### [TASK DIRECTIONS]
Only one number is wanted: the count of lines in the records below that hold the word "Urgente".

### EXERCISE INPUTS ###

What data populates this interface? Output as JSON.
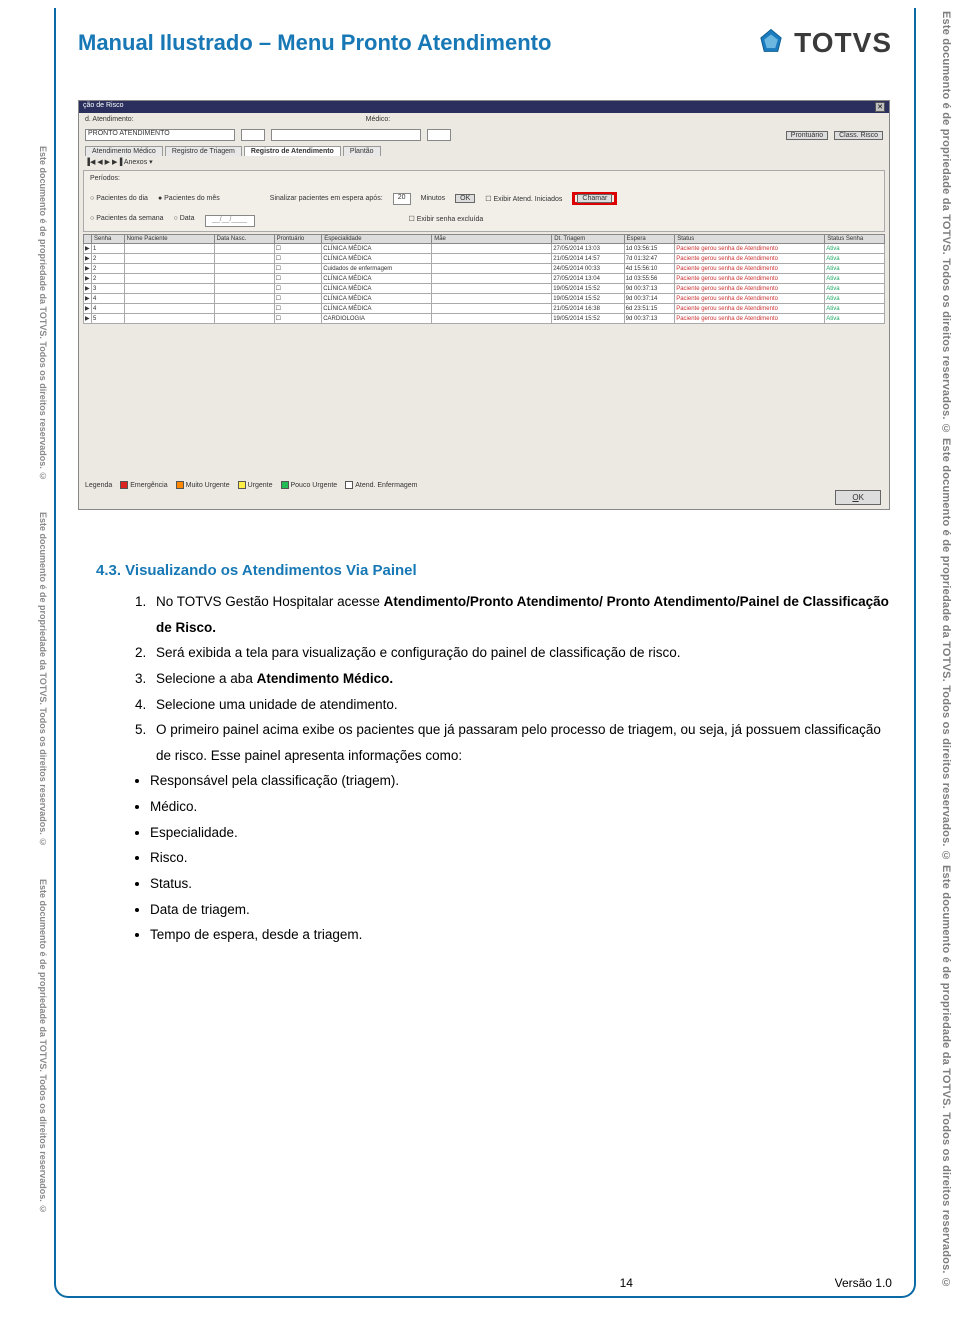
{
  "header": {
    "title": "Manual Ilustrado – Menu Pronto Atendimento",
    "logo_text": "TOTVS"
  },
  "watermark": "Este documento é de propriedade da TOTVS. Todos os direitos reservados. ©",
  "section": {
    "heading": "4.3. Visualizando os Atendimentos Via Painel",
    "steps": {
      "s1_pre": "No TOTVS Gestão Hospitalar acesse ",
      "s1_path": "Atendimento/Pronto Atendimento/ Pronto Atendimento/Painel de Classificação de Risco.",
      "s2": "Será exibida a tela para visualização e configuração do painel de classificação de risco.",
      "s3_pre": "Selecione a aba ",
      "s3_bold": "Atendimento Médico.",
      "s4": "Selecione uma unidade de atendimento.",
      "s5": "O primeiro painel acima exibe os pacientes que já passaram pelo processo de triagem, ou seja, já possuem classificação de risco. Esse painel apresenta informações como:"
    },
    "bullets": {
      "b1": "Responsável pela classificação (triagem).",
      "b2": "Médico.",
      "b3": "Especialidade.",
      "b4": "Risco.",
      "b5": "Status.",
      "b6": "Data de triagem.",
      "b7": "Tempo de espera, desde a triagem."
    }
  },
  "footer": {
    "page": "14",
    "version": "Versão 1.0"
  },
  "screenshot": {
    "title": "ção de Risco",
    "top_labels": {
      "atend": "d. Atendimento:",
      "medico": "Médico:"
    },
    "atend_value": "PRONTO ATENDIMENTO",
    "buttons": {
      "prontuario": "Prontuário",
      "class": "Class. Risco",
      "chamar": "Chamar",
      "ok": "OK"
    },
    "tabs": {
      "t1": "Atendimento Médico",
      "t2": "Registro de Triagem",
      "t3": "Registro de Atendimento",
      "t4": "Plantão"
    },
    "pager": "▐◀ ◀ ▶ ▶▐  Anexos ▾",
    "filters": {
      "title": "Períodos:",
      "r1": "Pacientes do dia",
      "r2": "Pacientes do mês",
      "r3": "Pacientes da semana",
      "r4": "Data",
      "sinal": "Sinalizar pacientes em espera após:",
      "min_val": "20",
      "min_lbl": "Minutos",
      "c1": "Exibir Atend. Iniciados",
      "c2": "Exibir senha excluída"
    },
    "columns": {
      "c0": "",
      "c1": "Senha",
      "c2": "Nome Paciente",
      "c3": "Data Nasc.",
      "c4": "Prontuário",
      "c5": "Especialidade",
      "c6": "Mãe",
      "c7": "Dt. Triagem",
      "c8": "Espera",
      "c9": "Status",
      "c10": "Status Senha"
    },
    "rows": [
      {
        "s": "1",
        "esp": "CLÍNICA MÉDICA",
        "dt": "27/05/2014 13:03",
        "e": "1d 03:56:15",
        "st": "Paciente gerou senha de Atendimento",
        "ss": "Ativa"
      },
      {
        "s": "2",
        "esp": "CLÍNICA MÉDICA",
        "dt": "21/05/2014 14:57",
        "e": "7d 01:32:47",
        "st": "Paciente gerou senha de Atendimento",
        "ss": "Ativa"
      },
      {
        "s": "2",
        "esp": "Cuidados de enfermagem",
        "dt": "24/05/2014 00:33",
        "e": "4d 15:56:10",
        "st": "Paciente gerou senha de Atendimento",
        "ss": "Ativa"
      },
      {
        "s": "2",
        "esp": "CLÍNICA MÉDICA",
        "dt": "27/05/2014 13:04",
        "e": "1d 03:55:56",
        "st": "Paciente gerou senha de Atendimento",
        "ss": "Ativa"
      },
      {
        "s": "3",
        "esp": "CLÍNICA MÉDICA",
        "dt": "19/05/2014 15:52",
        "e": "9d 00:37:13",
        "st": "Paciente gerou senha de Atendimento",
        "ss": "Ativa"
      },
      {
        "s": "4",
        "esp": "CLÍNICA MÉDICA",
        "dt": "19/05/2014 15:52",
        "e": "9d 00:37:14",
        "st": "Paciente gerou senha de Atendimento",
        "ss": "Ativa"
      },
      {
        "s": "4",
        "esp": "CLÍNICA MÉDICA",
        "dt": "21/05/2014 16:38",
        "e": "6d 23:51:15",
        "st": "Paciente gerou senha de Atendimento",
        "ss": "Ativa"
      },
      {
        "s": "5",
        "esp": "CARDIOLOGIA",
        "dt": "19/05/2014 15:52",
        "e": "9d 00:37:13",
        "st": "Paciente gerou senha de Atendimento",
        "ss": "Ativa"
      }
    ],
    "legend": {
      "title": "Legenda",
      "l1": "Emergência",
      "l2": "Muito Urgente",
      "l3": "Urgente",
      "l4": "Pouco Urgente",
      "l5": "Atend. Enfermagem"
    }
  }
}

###
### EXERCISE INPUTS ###

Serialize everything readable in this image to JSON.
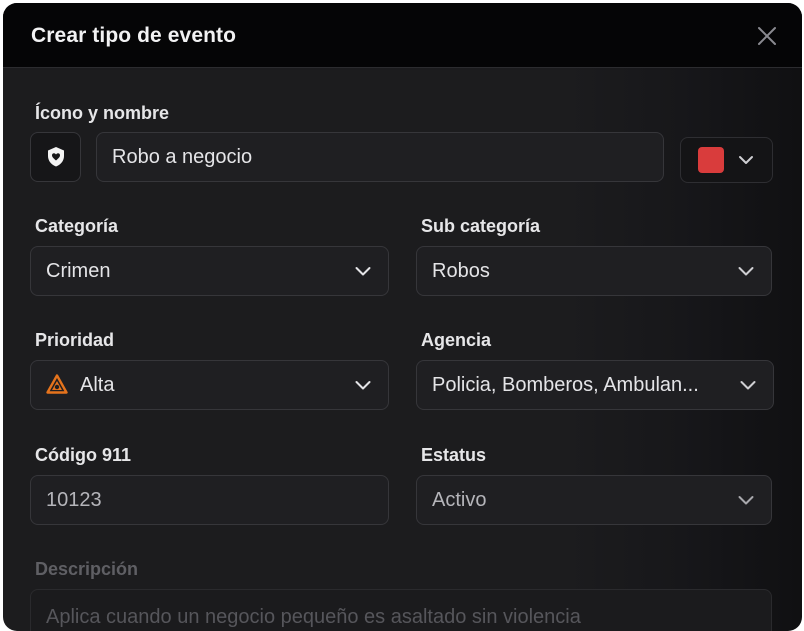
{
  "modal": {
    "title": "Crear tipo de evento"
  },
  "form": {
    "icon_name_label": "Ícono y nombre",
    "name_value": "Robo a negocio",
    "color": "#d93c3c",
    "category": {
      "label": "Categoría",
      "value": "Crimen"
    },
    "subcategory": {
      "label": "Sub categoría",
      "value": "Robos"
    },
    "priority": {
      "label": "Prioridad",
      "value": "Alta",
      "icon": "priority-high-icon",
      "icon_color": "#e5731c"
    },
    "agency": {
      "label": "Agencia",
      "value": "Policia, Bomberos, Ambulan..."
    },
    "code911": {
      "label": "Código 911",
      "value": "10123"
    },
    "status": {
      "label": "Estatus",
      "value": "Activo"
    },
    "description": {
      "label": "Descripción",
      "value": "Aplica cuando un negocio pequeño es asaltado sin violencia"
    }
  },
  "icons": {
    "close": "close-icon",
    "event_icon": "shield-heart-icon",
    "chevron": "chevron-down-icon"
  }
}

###

### [ANSWER TO THE PROBLEM]
3